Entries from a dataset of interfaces
——
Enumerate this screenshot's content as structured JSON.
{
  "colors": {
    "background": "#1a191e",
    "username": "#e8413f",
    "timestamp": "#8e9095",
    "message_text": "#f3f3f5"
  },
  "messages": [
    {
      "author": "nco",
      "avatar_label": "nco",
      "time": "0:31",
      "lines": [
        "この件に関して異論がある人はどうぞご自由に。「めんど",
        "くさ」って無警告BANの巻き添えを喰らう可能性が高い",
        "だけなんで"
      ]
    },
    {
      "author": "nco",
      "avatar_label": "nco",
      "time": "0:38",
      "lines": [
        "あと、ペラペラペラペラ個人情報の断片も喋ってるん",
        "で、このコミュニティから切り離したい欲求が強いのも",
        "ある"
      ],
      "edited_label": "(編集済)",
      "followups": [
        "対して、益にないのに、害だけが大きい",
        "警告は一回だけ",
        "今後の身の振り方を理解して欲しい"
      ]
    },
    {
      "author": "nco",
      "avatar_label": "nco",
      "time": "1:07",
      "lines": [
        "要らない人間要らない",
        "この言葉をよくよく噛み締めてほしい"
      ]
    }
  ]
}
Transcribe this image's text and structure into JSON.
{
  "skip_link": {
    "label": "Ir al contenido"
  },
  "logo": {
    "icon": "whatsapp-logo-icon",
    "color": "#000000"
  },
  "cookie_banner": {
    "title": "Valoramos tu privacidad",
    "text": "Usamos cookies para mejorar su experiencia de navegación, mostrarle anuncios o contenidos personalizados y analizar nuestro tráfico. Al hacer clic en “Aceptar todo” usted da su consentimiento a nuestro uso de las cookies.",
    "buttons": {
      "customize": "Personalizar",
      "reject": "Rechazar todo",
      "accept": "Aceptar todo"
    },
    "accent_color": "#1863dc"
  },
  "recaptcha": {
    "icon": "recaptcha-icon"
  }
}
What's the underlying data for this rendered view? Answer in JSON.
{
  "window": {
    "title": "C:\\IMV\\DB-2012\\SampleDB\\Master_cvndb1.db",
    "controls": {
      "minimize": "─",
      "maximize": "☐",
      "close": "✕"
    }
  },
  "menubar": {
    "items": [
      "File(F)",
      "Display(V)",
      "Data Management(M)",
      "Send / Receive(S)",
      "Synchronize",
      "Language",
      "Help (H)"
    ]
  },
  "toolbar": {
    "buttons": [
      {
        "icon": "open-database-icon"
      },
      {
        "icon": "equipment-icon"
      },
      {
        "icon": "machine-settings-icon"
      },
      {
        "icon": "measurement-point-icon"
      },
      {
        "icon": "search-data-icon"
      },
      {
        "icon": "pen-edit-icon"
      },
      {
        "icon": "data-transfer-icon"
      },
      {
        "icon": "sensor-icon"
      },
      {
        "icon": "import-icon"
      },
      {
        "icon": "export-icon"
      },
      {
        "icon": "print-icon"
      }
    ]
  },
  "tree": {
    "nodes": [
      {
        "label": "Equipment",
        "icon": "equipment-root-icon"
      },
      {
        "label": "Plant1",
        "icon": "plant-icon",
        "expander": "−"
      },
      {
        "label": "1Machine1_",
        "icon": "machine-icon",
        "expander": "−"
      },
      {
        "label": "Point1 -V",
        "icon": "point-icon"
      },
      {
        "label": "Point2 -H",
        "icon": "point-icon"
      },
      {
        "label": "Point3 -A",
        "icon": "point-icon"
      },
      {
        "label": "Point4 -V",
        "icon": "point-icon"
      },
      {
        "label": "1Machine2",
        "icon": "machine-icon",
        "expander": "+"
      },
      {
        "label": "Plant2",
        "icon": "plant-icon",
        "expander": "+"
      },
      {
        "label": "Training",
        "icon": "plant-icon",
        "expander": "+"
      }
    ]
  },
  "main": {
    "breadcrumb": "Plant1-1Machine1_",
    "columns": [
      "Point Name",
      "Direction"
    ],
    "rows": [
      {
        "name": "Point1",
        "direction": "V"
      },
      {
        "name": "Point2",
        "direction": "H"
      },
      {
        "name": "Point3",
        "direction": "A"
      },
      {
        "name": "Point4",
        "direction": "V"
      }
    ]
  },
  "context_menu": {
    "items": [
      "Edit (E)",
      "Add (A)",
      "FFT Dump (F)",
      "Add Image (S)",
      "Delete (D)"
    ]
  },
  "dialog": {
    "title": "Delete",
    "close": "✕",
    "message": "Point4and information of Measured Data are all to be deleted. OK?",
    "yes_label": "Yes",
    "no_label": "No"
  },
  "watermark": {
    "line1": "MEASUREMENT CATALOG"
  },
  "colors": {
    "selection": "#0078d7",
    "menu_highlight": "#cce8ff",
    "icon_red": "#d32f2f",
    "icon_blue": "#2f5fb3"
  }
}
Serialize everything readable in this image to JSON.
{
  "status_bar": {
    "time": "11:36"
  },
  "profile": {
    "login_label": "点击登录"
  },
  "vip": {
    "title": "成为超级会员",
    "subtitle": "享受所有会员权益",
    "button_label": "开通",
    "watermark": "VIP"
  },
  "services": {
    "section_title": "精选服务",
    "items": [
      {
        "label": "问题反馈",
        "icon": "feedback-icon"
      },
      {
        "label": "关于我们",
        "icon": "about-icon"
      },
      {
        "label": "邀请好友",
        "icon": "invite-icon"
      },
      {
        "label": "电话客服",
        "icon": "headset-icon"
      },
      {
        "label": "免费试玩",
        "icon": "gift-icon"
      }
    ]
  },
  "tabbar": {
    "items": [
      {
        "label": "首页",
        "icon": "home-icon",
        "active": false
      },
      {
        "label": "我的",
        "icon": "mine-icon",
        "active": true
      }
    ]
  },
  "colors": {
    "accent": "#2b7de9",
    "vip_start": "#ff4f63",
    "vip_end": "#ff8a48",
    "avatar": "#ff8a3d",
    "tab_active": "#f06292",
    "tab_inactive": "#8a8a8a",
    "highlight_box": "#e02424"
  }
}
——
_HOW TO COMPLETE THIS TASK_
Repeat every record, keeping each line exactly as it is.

_PROBLEM SOLUTION_
Enumerate this screenshot's content as structured JSON.
{
  "colors": {
    "background": "#1a191e",
    "username": "#e8413f",
    "timestamp": "#8e9095",
    "message_text": "#f3f3f5"
  },
  "messages": [
    {
      "author": "nco",
      "avatar_label": "nco",
      "time": "0:31",
      "lines": [
        "この件に関して異論がある人はどうぞご自由に。「めんど",
        "くさ」って無警告BANの巻き添えを喰らう可能性が高い",
        "だけなんで"
      ]
    },
    {
      "author": "nco",
      "avatar_label": "nco",
      "time": "0:38",
      "lines": [
        "あと、ペラペラペラペラ個人情報の断片も喋ってるん",
        "で、このコミュニティから切り離したい欲求が強いのも",
        "ある"
      ],
      "edited_label": "(編集済)",
      "followups": [
        "対して、益にないのに、害だけが大きい",
        "警告は一回だけ",
        "今後の身の振り方を理解して欲しい"
      ]
    },
    {
      "author": "nco",
      "avatar_label": "nco",
      "time": "1:07",
      "lines": [
        "要らない人間要らない",
        "この言葉をよくよく噛み締めてほしい"
      ]
    }
  ]
}
Transcribe this image's text and structure into JSON.
{
  "skip_link": {
    "label": "Ir al contenido"
  },
  "logo": {
    "icon": "whatsapp-logo-icon",
    "color": "#000000"
  },
  "cookie_banner": {
    "title": "Valoramos tu privacidad",
    "text": "Usamos cookies para mejorar su experiencia de navegación, mostrarle anuncios o contenidos personalizados y analizar nuestro tráfico. Al hacer clic en “Aceptar todo” usted da su consentimiento a nuestro uso de las cookies.",
    "buttons": {
      "customize": "Personalizar",
      "reject": "Rechazar todo",
      "accept": "Aceptar todo"
    },
    "accent_color": "#1863dc"
  },
  "recaptcha": {
    "icon": "recaptcha-icon"
  }
}
What's the underlying data for this rendered view? Answer in JSON.
{
  "window": {
    "title": "C:\\IMV\\DB-2012\\SampleDB\\Master_cvndb1.db",
    "controls": {
      "minimize": "─",
      "maximize": "☐",
      "close": "✕"
    }
  },
  "menubar": {
    "items": [
      "File(F)",
      "Display(V)",
      "Data Management(M)",
      "Send / Receive(S)",
      "Synchronize",
      "Language",
      "Help (H)"
    ]
  },
  "toolbar": {
    "buttons": [
      {
        "icon": "open-database-icon"
      },
      {
        "icon": "equipment-icon"
      },
      {
        "icon": "machine-settings-icon"
      },
      {
        "icon": "measurement-point-icon"
      },
      {
        "icon": "search-data-icon"
      },
      {
        "icon": "pen-edit-icon"
      },
      {
        "icon": "data-transfer-icon"
      },
      {
        "icon": "sensor-icon"
      },
      {
        "icon": "import-icon"
      },
      {
        "icon": "export-icon"
      },
      {
        "icon": "print-icon"
      }
    ]
  },
  "tree": {
    "nodes": [
      {
        "label": "Equipment",
        "icon": "equipment-root-icon"
      },
      {
        "label": "Plant1",
        "icon": "plant-icon",
        "expander": "−"
      },
      {
        "label": "1Machine1_",
        "icon": "machine-icon",
        "expander": "−"
      },
      {
        "label": "Point1 -V",
        "icon": "point-icon"
      },
      {
        "label": "Point2 -H",
        "icon": "point-icon"
      },
      {
        "label": "Point3 -A",
        "icon": "point-icon"
      },
      {
        "label": "Point4 -V",
        "icon": "point-icon"
      },
      {
        "label": "1Machine2",
        "icon": "machine-icon",
        "expander": "+"
      },
      {
        "label": "Plant2",
        "icon": "plant-icon",
        "expander": "+"
      },
      {
        "label": "Training",
        "icon": "plant-icon",
        "expander": "+"
      }
    ]
  },
  "main": {
    "breadcrumb": "Plant1-1Machine1_",
    "columns": [
      "Point Name",
      "Direction"
    ],
    "rows": [
      {
        "name": "Point1",
        "direction": "V"
      },
      {
        "name": "Point2",
        "direction": "H"
      },
      {
        "name": "Point3",
        "direction": "A"
      },
      {
        "name": "Point4",
        "direction": "V"
      }
    ]
  },
  "context_menu": {
    "items": [
      "Edit (E)",
      "Add (A)",
      "FFT Dump (F)",
      "Add Image (S)",
      "Delete (D)"
    ]
  },
  "dialog": {
    "title": "Delete",
    "close": "✕",
    "message": "Point4and information of Measured Data are all to be deleted. OK?",
    "yes_label": "Yes",
    "no_label": "No"
  },
  "watermark": {
    "line1": "MEASUREMENT CATALOG"
  },
  "colors": {
    "selection": "#0078d7",
    "menu_highlight": "#cce8ff",
    "icon_red": "#d32f2f",
    "icon_blue": "#2f5fb3"
  }
}
Serialize everything readable in this image to JSON.
{
  "status_bar": {
    "time": "11:36"
  },
  "profile": {
    "login_label": "点击登录"
  },
  "vip": {
    "title": "成为超级会员",
    "subtitle": "享受所有会员权益",
    "button_label": "开通",
    "watermark": "VIP"
  },
  "services": {
    "section_title": "精选服务",
    "items": [
      {
        "label": "问题反馈",
        "icon": "feedback-icon"
      },
      {
        "label": "关于我们",
        "icon": "about-icon"
      },
      {
        "label": "邀请好友",
        "icon": "invite-icon"
      },
      {
        "label": "电话客服",
        "icon": "headset-icon"
      },
      {
        "label": "免费试玩",
        "icon": "gift-icon"
      }
    ]
  },
  "tabbar": {
    "items": [
      {
        "label": "首页",
        "icon": "home-icon",
        "active": false
      },
      {
        "label": "我的",
        "icon": "mine-icon",
        "active": true
      }
    ]
  },
  "colors": {
    "accent": "#2b7de9",
    "vip_start": "#ff4f63",
    "vip_end": "#ff8a48",
    "avatar": "#ff8a3d",
    "tab_active": "#f06292",
    "tab_inactive": "#8a8a8a",
    "highlight_box": "#e02424"
  }
}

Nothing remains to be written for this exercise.